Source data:
[Start of section]
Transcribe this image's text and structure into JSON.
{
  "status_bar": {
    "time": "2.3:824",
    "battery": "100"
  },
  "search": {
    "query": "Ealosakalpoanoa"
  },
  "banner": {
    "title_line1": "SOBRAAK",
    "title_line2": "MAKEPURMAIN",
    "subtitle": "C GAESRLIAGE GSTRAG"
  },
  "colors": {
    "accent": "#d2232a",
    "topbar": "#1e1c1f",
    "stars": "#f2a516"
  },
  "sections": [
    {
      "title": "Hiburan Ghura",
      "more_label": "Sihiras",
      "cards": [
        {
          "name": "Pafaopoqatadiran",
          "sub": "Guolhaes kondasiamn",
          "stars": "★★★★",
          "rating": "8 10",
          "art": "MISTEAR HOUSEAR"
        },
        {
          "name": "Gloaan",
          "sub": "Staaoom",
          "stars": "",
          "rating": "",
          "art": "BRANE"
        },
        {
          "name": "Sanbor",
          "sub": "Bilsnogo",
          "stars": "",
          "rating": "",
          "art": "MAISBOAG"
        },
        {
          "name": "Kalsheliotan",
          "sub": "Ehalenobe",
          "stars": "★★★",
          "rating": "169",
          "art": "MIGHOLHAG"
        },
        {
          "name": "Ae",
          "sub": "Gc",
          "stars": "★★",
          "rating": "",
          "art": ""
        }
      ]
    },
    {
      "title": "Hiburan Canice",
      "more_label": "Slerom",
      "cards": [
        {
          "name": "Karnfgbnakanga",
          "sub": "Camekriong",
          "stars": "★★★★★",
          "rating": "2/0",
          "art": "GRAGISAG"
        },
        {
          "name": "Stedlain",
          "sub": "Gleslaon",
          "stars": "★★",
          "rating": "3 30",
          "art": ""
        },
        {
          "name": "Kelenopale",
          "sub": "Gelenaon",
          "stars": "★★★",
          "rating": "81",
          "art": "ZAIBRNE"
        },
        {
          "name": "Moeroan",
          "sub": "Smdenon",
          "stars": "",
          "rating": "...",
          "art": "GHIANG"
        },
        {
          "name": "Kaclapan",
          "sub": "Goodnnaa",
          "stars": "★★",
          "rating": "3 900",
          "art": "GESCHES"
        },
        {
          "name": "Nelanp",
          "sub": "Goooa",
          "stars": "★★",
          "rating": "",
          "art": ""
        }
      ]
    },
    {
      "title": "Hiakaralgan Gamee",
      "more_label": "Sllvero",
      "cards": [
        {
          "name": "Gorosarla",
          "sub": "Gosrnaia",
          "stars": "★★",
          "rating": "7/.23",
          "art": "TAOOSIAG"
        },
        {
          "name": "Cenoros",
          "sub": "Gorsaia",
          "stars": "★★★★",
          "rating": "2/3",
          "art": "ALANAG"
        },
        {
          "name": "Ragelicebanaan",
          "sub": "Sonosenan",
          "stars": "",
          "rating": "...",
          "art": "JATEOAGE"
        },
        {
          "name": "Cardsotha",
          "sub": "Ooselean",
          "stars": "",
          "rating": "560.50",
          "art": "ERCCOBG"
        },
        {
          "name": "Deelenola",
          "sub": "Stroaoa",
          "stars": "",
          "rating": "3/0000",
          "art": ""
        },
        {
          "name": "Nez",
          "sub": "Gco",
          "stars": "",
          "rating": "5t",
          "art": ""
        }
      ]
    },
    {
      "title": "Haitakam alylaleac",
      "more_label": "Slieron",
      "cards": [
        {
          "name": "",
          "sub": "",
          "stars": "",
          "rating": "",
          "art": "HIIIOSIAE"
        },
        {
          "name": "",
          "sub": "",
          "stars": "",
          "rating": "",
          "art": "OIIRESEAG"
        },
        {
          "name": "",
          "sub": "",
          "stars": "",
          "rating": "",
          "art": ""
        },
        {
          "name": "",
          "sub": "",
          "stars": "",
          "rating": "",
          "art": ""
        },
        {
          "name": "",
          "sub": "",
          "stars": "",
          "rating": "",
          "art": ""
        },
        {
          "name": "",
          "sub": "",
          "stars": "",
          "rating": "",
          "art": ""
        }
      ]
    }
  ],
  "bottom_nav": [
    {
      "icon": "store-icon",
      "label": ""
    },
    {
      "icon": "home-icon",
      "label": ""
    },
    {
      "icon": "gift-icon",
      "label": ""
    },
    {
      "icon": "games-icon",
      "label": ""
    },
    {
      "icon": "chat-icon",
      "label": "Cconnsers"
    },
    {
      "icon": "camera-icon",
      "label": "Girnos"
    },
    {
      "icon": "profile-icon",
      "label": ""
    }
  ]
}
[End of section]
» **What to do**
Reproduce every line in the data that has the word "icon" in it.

» **Answer box**
      "icon": "store-icon",
      "icon": "home-icon",
      "icon": "gift-icon",
      "icon": "games-icon",
      "icon": "chat-icon",
      "icon": "camera-icon",
      "icon": "profile-icon",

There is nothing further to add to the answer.